Abus 82

Abus 82

The Abus 82 is part of a series and it comes in many different sizes. Shutter padlocks themselves aren’t inherently bad, like four-wheel combination locks. It’s the internal mechanisms of Abus 82 that pose a problem. These locks aren’t very difficult to pick, but even worse, there’s a bypass. A thief can use a sharpened steel pick to manipulate the actuator, like with the Mul-T-Lock MT5 Thumb turn. The reason this bypass is effective? The brass actuator cannot stand up to a pick of a harder metal, in this case, steel.

Schlage SecureKey

Schlage SecureKey

When it first came out, Schlage claimed that SecureKey was bump-roof. Since then, this lock has proven to be very bumpable as well as easily re-keyable. When a criminal re-keys a lock, it means that they can use a bump key to pen the lock as well as rekey it to his liking afterward. These keys are also easily identified by criminals, as Schlage engraved each SecureKey with a plus above the keyway. Thankfully, the lock has been discontinued because of this. If you happen to have one on your door though, just know that your lock is a liability no longer in production because it did not perform as promised.

American Lock 5200

American Lock 5200

The American Lock 200 isn’t easily picked. It’s core is similar to that of the Mul-T-Lock MT5, which we know is a pretty decent lock without the thumb turn addition. However, this lock has a piece that makes bypass possible, and it is installed in every one of it’s locks. A bypass tool made specifically for manipulating the cam of this lock can be purchased with ease.

Master Lock #3

Master Lock #3

We’ve all seen the Master Lock #3. It’s almost like that signature blue banding on the bottom shouts, “Hello!

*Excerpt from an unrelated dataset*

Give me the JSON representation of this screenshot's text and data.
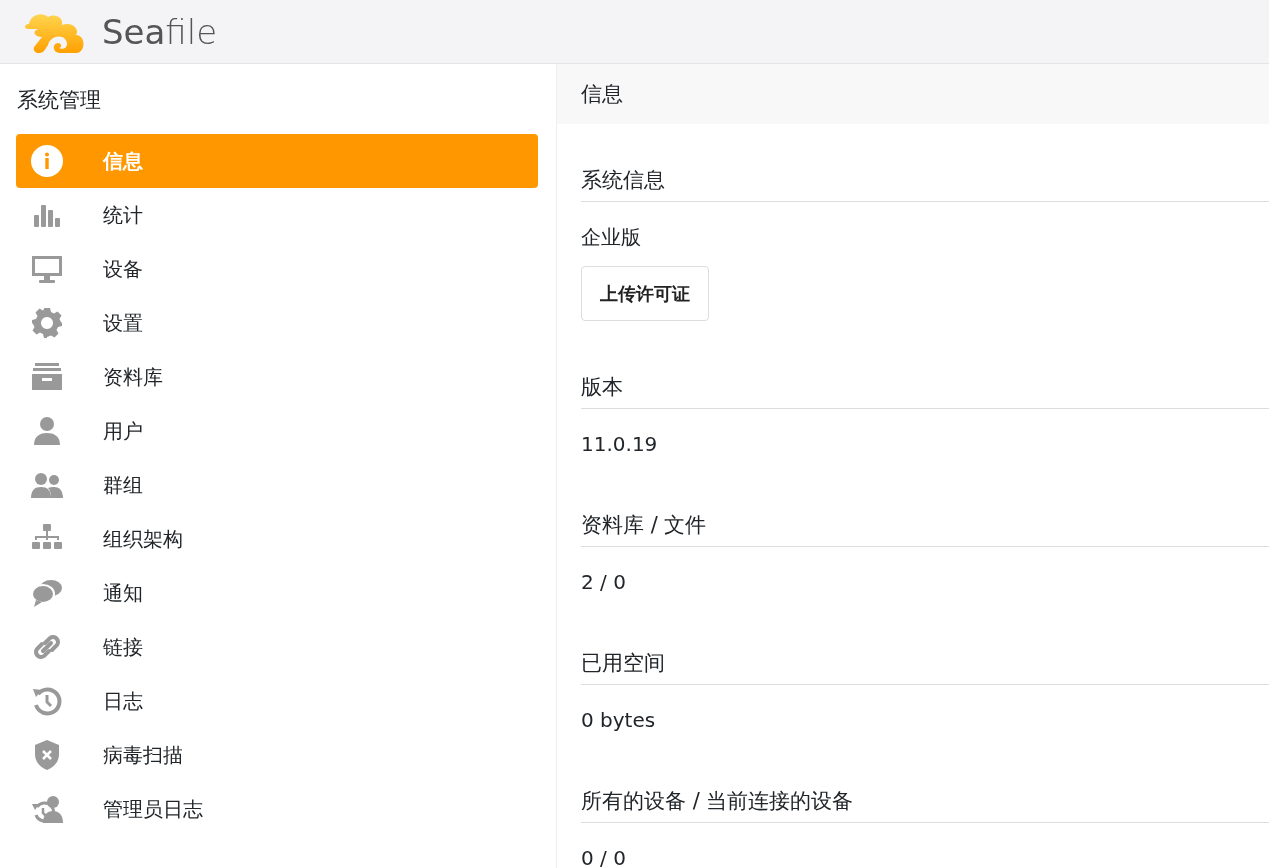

I’m easily compromised!” These locks can be found everywhere, and they are one of the worst padlocks for security. Even the most ‘difficult’ method for picking this lock will open it in seconds. Kids do so in the lunchroom as a sport. It’s sad, because many people have lost something valuable to them due to the sheer ineptitude of this lock.

Android Pattern Lock

Android Pattern Lock

At first glance, these locks seem pretty capable, as they are not at all physically breakable. One would need to have some knowledge of bio-metric technology or chemical engineering in order to crack the case on these. However, you don’t need to know any of that stuff to break into one of these locks. All you have to do is factory reset it. This is done by holding down the power button and volume buttons at the same time, once the phone is off. The System Recovery Screen will come up, and all a criminal must do is navigate the menu in order to wipe away all of the data on the phone. At least they won’t be able to see your information before it disappears.

Conclusion

I didn’t put this together to scare you. Now that you’re informed, be sure to think twice when considering new locks or your homes or for the places where you keep your valuables. This information is meant to make you aware of the dangers so you can better avoid them.  At least you know now: whoever told you, “A lock is a lock is a lock,” was sorely mistaken.